----- Dataset excerpts -----

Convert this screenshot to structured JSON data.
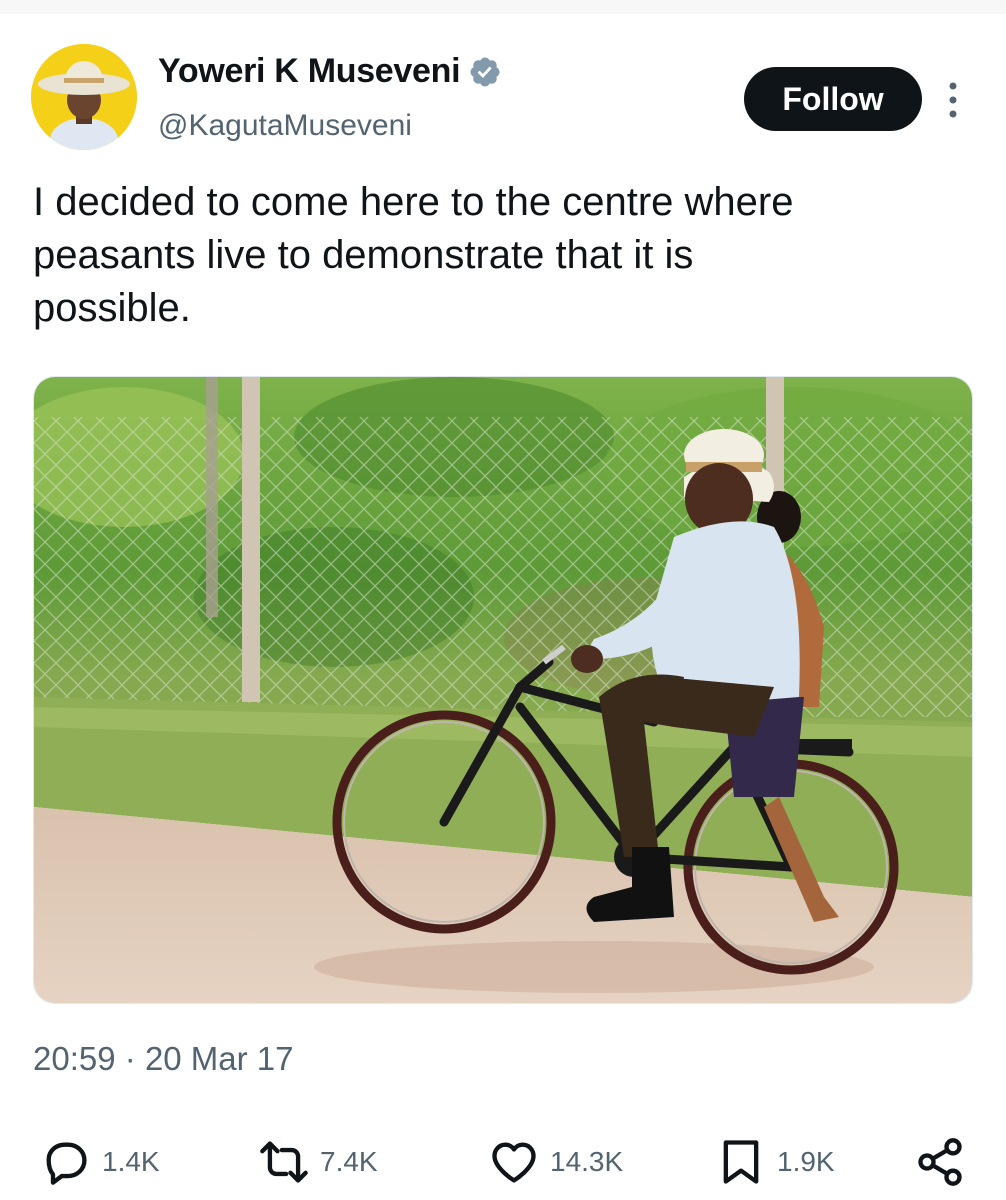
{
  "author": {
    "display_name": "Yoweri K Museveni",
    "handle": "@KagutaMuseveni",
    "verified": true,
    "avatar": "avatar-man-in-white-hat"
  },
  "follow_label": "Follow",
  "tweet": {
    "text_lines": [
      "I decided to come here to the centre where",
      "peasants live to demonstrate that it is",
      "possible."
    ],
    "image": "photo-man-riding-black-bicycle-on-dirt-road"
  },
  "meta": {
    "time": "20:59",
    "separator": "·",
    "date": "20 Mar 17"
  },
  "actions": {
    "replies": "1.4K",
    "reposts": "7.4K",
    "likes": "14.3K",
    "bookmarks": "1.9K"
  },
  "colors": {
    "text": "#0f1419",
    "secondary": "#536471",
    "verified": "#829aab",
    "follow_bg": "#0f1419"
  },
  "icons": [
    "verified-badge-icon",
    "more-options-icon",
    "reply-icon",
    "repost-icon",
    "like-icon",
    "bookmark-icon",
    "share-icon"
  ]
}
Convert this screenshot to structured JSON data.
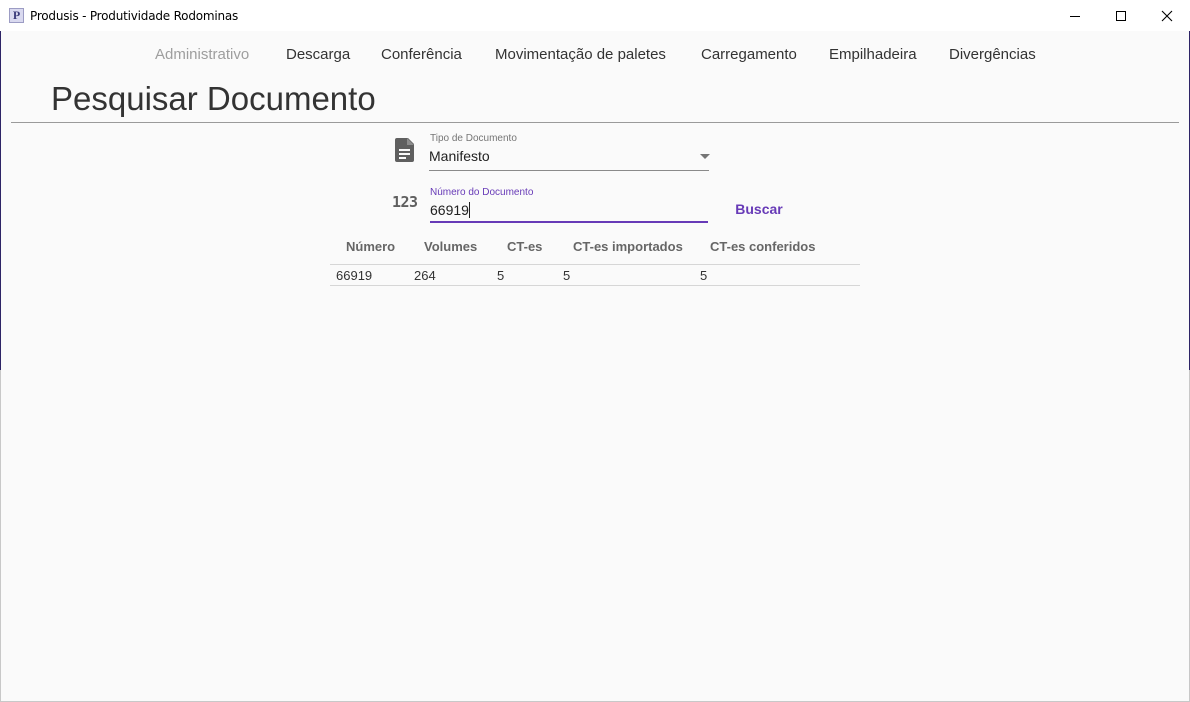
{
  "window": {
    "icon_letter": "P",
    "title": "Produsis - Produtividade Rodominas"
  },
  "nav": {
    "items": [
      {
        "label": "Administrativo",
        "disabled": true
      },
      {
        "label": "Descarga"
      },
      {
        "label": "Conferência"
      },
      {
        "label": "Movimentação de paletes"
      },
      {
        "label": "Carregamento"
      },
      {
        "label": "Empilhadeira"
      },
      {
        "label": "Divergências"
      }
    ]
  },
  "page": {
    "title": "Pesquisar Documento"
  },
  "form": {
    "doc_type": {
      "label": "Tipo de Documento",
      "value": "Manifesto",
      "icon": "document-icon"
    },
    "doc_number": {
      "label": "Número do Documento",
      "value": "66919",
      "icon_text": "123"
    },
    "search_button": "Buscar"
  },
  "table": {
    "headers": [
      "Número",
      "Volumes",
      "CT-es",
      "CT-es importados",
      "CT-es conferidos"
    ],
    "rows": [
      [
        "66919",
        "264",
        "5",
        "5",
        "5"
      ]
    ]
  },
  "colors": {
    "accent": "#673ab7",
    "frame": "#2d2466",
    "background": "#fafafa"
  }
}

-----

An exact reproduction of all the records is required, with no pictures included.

Convert this screenshot to structured JSON data.
{
  "author": {
    "display_name": "Yoweri K Museveni",
    "handle": "@KagutaMuseveni",
    "verified": true,
    "avatar": "avatar-man-in-white-hat"
  },
  "follow_label": "Follow",
  "tweet": {
    "text_lines": [
      "I decided to come here to the centre where",
      "peasants live to demonstrate that it is",
      "possible."
    ],
    "image": "photo-man-riding-black-bicycle-on-dirt-road"
  },
  "meta": {
    "time": "20:59",
    "separator": "·",
    "date": "20 Mar 17"
  },
  "actions": {
    "replies": "1.4K",
    "reposts": "7.4K",
    "likes": "14.3K",
    "bookmarks": "1.9K"
  },
  "colors": {
    "text": "#0f1419",
    "secondary": "#536471",
    "verified": "#829aab",
    "follow_bg": "#0f1419"
  },
  "icons": [
    "verified-badge-icon",
    "more-options-icon",
    "reply-icon",
    "repost-icon",
    "like-icon",
    "bookmark-icon",
    "share-icon"
  ]
}
Convert this screenshot to structured JSON data.
{
  "window": {
    "icon_letter": "P",
    "title": "Produsis - Produtividade Rodominas"
  },
  "nav": {
    "items": [
      {
        "label": "Administrativo",
        "disabled": true
      },
      {
        "label": "Descarga"
      },
      {
        "label": "Conferência"
      },
      {
        "label": "Movimentação de paletes"
      },
      {
        "label": "Carregamento"
      },
      {
        "label": "Empilhadeira"
      },
      {
        "label": "Divergências"
      }
    ]
  },
  "page": {
    "title": "Pesquisar Documento"
  },
  "form": {
    "doc_type": {
      "label": "Tipo de Documento",
      "value": "Manifesto",
      "icon": "document-icon"
    },
    "doc_number": {
      "label": "Número do Documento",
      "value": "66919",
      "icon_text": "123"
    },
    "search_button": "Buscar"
  },
  "table": {
    "headers": [
      "Número",
      "Volumes",
      "CT-es",
      "CT-es importados",
      "CT-es conferidos"
    ],
    "rows": [
      [
        "66919",
        "264",
        "5",
        "5",
        "5"
      ]
    ]
  },
  "colors": {
    "accent": "#673ab7",
    "frame": "#2d2466",
    "background": "#fafafa"
  }
}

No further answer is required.